The coup was plotted and executed by 18 noncommissioned Liberian Army officers and led by Master Sergeant Samuel Doe. Thirteen of his ministers, who were accused of corruption, treason, and violation of human rights, were put on a hasty trial in which they were not allowed to have lawyers. Doe himself, which declared that all 13 were guilty and should be executed. At the execution ground, there were only nine poles. Nine of the government officials were tied to these poles and executed while the remaining four were forced to watch.

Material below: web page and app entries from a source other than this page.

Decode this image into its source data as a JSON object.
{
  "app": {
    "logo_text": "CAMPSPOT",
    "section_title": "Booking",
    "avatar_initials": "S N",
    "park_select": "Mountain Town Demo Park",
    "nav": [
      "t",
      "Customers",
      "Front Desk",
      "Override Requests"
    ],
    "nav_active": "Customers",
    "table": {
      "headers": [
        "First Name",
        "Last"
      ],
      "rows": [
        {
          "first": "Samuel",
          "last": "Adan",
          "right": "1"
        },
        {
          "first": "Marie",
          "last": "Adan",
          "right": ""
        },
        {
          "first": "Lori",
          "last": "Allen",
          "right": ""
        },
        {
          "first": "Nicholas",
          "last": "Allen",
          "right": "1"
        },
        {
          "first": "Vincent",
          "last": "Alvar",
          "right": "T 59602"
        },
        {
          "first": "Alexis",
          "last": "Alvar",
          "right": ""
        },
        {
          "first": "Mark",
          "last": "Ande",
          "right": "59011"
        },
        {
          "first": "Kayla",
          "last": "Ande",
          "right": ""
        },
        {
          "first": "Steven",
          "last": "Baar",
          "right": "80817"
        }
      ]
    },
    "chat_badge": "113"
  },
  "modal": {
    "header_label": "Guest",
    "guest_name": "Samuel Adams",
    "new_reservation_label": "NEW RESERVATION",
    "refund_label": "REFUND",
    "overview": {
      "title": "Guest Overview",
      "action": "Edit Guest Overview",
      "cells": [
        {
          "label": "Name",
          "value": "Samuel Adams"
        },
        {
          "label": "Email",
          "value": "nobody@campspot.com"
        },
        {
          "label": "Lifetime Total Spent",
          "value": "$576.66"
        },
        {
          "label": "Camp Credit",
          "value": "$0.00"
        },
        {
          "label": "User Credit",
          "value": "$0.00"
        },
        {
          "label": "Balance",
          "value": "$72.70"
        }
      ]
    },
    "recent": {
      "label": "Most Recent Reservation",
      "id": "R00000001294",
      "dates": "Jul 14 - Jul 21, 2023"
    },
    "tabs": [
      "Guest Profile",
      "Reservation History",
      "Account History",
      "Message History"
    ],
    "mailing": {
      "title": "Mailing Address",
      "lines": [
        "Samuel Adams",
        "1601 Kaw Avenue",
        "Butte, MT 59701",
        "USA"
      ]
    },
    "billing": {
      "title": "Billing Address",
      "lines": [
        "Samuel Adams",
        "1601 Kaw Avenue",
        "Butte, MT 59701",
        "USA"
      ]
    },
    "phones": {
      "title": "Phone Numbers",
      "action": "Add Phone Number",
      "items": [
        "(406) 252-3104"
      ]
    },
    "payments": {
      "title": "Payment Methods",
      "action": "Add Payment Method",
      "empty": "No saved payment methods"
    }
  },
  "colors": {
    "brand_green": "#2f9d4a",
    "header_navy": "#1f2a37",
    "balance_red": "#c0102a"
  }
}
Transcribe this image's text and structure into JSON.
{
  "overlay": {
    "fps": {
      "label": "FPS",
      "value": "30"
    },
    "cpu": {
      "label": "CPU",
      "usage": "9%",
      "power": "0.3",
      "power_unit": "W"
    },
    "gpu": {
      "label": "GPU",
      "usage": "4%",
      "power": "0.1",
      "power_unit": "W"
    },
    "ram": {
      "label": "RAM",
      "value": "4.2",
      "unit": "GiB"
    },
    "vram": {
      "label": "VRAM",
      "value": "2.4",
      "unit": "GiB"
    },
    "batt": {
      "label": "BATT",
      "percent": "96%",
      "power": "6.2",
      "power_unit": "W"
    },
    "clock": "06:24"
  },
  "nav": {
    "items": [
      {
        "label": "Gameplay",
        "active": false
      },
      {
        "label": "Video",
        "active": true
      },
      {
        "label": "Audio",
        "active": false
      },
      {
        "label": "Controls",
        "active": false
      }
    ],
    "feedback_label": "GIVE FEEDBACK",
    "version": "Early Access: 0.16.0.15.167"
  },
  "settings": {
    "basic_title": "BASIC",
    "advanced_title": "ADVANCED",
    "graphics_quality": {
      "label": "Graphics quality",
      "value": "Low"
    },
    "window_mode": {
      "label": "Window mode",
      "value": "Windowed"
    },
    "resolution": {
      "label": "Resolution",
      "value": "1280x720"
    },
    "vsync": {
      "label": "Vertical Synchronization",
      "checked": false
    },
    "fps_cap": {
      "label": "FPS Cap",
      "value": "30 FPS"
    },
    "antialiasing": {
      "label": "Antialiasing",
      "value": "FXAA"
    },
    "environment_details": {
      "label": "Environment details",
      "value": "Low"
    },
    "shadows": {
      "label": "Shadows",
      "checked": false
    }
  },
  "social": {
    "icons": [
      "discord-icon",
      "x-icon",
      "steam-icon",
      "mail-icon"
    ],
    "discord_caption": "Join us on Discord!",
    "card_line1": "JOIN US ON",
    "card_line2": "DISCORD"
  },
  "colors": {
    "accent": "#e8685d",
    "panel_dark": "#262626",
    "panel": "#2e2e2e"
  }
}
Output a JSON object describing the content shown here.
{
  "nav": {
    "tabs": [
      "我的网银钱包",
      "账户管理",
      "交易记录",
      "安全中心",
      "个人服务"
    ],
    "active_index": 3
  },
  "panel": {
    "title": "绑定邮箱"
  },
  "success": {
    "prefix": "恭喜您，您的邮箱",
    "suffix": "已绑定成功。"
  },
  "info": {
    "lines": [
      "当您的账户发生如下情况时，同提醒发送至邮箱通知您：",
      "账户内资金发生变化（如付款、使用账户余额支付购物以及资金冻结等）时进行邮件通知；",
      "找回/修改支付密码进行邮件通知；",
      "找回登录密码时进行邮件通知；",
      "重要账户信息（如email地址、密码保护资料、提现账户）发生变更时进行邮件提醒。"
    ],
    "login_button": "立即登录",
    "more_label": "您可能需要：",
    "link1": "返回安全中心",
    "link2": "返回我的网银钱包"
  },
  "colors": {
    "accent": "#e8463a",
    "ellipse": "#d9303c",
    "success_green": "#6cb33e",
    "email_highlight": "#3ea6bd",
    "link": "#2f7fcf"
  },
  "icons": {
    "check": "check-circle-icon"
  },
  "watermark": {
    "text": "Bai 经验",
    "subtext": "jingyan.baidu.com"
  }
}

One of the ministers, Cecil Dennis, faced death bravely, staring his killer directly in the eyes. He was the last to die, surviving the first barrage of gunfire. Photo credit: Matt Rainey via nj. Matt Rainey won the Pulitzer Prize for Feature Photography in 2001 for several photographs of two roommates, Shawn Simons and Alvaro Llanos, who were burned during the January 19, 2000, fire in Seton Hall University in South Orange, New Jersey. The photographs were taken at Saint Barnabas Medical Center in Livingston, New Jersey, where the boys were recovering.